Provided information START

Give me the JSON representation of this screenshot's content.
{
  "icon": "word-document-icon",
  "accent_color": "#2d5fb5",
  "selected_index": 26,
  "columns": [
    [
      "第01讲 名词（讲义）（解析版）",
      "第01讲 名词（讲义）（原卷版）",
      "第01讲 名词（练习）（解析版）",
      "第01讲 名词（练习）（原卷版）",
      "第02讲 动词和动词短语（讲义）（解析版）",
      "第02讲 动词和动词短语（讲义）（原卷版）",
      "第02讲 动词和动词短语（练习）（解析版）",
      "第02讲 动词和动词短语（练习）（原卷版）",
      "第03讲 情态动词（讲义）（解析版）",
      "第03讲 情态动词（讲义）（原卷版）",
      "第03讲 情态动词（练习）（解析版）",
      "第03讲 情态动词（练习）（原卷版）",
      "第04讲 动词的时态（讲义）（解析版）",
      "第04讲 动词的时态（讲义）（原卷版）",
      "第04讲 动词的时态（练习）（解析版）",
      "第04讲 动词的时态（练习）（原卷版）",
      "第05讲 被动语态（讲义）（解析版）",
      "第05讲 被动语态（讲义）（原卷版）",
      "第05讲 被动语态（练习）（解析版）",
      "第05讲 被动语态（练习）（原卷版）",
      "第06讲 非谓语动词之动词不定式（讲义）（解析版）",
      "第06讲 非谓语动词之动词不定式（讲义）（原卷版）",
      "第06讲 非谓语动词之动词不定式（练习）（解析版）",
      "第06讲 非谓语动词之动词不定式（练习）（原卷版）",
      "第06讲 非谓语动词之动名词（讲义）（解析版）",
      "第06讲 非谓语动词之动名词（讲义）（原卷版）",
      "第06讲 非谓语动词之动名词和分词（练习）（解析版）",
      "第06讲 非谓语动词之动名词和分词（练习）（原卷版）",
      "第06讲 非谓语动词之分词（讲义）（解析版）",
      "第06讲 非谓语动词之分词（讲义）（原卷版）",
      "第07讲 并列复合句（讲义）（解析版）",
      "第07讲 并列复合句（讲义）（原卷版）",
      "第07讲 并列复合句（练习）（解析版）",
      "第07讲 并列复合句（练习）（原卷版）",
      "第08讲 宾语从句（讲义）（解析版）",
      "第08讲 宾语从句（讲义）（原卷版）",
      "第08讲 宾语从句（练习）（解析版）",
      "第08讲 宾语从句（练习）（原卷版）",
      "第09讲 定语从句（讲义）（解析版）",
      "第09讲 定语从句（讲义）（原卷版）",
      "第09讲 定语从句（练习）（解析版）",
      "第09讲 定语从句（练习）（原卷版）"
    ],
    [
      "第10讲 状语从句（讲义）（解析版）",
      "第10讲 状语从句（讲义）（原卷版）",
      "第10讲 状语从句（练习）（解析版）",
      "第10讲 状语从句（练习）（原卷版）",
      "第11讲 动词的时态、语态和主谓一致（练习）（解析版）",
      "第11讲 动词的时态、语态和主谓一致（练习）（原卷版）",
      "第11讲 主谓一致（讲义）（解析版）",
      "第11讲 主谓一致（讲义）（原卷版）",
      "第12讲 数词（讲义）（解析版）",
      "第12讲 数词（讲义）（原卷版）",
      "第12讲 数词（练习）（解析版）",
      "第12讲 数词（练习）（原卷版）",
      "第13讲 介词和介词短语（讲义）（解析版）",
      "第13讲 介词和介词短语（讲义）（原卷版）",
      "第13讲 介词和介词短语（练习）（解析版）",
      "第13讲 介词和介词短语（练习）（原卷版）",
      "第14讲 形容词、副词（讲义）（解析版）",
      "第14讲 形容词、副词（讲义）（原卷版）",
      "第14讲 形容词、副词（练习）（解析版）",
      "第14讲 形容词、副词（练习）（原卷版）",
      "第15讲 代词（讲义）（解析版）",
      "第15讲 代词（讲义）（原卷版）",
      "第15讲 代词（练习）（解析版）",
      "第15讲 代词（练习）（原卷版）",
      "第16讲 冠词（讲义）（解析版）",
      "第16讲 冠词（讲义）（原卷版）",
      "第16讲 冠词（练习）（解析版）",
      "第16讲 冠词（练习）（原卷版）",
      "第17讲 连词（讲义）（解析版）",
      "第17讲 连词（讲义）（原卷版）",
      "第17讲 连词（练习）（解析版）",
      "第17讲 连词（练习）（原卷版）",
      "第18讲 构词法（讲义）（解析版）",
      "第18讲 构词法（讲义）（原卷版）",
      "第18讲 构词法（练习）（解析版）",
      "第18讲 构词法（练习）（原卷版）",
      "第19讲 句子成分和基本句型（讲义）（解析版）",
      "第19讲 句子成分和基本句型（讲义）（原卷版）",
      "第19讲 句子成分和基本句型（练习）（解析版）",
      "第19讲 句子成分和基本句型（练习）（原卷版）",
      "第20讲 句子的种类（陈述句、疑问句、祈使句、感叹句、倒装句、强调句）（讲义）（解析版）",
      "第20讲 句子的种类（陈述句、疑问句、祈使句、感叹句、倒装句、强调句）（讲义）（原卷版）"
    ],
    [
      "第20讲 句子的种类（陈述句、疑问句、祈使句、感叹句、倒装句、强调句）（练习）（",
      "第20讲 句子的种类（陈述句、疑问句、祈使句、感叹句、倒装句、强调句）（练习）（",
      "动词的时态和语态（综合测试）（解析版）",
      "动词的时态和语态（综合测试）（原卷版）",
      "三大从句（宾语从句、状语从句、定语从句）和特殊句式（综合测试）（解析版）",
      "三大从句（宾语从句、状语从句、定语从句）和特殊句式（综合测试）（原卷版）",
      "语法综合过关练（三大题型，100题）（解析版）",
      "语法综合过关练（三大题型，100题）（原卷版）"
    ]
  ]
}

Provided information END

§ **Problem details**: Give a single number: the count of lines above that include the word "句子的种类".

§ **Output of the exercise**: 4